Alex and Sara Lloyd and their two daughters Sophie and Suzanna live in Rockford, Michigan and spend their days running their two small businesses and spending time as a family.
Four summers ago, the entire family came down with a nasty stomach bug. One by one, each family member started to get better—except for 11-year-old Suzanna, who just kept getting sicker. Over the next couple weeks, Suzanna went from having a low-grade fever and chills to not being able to eat or even get off the couch.
“I have never been so terrified,” said Sara. “She was literally screaming in pain.”
That’s when Alex and Sara decided it was time to visit Helen DeVos Children’s Hospital in downtown Grand Rapids. As they prepared to leave for the hospital, Suzanna fell down as she attempted to walk to the bathroom. Her hands were trembling and her eyes began fluttering uncontrollably. The family rushed to Helen DeVos where the hospital staff immediately completed an MRI of Suzanna’s brain. But when the results came back, there didn’t appear to be anything wrong with her. The Lloyds and doctors were baffled. Suzanna was admitted to the hospital for further testing.
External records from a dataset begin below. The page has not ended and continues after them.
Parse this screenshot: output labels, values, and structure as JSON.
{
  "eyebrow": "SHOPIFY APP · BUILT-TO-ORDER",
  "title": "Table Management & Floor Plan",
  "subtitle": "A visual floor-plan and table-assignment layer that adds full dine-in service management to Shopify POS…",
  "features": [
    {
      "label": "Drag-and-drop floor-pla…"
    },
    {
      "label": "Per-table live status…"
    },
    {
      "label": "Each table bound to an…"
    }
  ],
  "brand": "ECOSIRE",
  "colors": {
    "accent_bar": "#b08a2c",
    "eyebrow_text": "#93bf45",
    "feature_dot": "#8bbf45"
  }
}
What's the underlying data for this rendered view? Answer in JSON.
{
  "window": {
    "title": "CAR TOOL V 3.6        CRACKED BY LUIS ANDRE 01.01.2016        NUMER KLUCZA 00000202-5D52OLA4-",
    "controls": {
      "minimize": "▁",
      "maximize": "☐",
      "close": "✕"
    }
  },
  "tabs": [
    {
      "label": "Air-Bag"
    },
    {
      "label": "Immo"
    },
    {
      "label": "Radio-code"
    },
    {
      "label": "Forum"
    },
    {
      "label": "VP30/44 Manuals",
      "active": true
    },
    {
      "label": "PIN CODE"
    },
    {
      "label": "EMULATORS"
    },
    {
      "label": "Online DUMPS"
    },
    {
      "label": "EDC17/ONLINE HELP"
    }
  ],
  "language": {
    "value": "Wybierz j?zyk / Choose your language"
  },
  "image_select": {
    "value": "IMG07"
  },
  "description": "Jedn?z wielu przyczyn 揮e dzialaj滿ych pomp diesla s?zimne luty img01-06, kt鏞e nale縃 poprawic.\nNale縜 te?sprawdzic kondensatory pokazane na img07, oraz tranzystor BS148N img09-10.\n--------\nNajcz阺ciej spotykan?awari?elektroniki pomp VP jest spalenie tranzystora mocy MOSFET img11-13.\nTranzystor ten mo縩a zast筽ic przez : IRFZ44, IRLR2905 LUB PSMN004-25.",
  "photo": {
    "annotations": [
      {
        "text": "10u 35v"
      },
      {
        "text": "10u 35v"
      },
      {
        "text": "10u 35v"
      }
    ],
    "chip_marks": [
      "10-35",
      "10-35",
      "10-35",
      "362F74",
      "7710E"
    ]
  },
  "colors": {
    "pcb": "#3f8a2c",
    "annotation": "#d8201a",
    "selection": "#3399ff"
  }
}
Over the next week, Suzanna became weaker and weaker as the nurses and doctors tested for everything they could think of that could cause her to be so ill. After many blood draws and a spinal tap, the Lloyds finally had a positive test result: Lyme disease.
The Lyme disease had caused Suzanna’s brain stem to swell, so her official diagnosis was Lyme Meningitis, which occurs when the bacteria invades the nervous system.
“The doctors at Helen DeVos were amazing,” said Sara. “They were so understanding, they were patient, they explained everything to us and they refused to give up until they had an answer to what was happening.”
Within a few hours of the diagnosis, Suzanna was put under general anesthetic to have a PICC line inserted just above her heart for a month-long treatment of antibiotics. She started to improve and within a few days she was ready to move from Helen DeVos to a rehab location.
Because Suzanna hadn’t been able to walk since arriving at the hospital, she was moved to Mary Free Bed for rehabilitation. Any task that required hand/eye coordination, like reading or writing, was now very difficult for her.
But Suzanna was a fighter. The staff at Mary Free Bed talked of the potential of a wheelchair as well as a special room to rest in at Suzanna’s school because she was still unable to sit up for more than a few minutes at a time. Suzanna was having none of that. She worked hard and when she was discharged a week later she was walking on her own.
“I remember the nurses at Helen DeVos telling me they work miracles at Mary Free Bed and that was definitely the case in our situation,” said Sara.
At the time of Suzanna’s illness, the Lloyds were covered by Priority Health through Sara’s employer.
“Because of the way we were treated during Suzanna’s illness, we knew that we wanted to stay with Priority Health when I went down to part time and we purchased insurance ourselves.”
This summer, Sara reflects on how getting through this scare brought the family closer.
“Sometimes I wonder if we’ll ever get over the scariness of it, but in a way I kind of hope we don’t because it makes us so appreciative and grateful for good health.”
The Lloyds are four of 996,000 reasons that Priority Health works to provide a healthier approach to health care.